So, what is wrong with the image above? If we look closely we can see that the driver has shifted their left hand to the top of the steering wheel while turning. This is one of the most common mistakes we see at Blayze, so today we want to tell you why this is a very bad habit.
In last weeks Weekly Coaching Tip we spoke about the importance of smooth inputs, especially at turn in. The biggest issue a driver incurs when shifting their hands is it pulls their shoulder away from the seat. As a small experiment, go sit in your car and put your hands at the 9 and 3 o’clock position. Turn one way without shifting your hands up the steering wheel, take note how if you are in the correct seating position the back of your shoulder can easily remain in strong contact with the back of your seat. Now go to turn again, and move your top hand to the top of the steering wheel while turning. You will immediately notice the back of your shoulder come off the back of the seat.
The problem that occurs when a drivers shoulder comes off the back of the seat is it changes leverage. When that shoulder comes off we are moving our entire arm when turning the steering wheel, which makes it far more difficult to be precise. When the car has any type of snap oversteer it will be much more difficult to make the correct corrections and the driver will tend to overcorrect which turns into a much worse situation.
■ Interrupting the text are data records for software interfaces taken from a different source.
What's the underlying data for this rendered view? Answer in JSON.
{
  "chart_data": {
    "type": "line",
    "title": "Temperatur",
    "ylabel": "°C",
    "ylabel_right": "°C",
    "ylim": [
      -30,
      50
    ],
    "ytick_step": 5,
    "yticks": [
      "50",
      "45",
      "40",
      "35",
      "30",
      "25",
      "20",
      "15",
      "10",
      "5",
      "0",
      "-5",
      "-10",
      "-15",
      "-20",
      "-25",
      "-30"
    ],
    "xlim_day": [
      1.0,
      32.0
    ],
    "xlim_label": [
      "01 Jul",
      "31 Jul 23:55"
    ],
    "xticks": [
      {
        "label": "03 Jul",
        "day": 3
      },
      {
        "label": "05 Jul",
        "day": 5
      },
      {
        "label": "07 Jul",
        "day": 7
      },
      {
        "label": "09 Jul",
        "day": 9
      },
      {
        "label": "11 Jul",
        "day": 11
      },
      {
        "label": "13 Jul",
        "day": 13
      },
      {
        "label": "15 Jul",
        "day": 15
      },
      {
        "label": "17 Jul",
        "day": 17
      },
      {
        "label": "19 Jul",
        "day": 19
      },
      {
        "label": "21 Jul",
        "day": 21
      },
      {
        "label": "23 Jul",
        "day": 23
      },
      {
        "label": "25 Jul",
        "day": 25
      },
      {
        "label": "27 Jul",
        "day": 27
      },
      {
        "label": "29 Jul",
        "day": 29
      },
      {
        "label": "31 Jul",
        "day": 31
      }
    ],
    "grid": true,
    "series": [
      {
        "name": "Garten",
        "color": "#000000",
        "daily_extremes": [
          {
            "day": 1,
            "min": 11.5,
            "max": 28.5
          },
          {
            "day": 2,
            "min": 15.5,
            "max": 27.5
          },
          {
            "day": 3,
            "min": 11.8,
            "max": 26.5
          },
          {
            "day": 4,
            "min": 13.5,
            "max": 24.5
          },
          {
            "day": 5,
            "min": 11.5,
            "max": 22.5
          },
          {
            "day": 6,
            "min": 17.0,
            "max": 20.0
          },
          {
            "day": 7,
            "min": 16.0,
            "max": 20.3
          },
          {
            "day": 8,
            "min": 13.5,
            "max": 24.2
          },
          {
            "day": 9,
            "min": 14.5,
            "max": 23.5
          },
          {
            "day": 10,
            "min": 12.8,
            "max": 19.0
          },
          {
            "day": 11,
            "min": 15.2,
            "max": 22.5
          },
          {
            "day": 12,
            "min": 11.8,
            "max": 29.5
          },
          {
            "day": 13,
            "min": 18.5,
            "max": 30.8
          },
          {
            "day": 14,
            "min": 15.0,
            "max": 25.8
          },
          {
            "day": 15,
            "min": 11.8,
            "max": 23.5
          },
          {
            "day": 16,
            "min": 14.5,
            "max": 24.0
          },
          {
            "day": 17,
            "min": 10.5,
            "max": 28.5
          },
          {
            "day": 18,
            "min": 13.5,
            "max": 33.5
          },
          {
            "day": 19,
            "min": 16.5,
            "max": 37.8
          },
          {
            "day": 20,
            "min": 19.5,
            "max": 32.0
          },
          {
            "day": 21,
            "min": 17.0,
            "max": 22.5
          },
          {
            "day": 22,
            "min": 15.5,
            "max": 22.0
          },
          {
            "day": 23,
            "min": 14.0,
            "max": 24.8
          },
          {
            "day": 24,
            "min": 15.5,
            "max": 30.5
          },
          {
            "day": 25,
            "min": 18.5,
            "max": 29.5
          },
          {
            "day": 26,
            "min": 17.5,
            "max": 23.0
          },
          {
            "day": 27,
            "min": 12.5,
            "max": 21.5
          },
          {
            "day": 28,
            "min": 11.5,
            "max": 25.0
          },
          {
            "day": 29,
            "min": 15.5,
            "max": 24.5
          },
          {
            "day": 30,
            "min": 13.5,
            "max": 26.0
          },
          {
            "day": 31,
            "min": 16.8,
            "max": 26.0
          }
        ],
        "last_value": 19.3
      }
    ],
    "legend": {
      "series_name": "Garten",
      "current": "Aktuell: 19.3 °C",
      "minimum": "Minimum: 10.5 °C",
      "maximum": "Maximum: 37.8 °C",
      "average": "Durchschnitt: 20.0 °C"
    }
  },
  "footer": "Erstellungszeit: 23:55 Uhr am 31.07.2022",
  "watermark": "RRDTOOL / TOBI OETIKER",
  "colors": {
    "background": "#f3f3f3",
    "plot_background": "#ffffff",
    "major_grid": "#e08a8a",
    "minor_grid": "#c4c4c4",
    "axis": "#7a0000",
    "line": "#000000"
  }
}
When our shoulder remains in contact with the back of the seat our shoulders have much more control of small movements needed. One piece of advice we always give is to make sure you have a camera positioned on yourself driving so you can review what your form looks like. Many drivers don’t even realize they shift their hands when turning, so consistently going over this video will be a great way to keep you in check!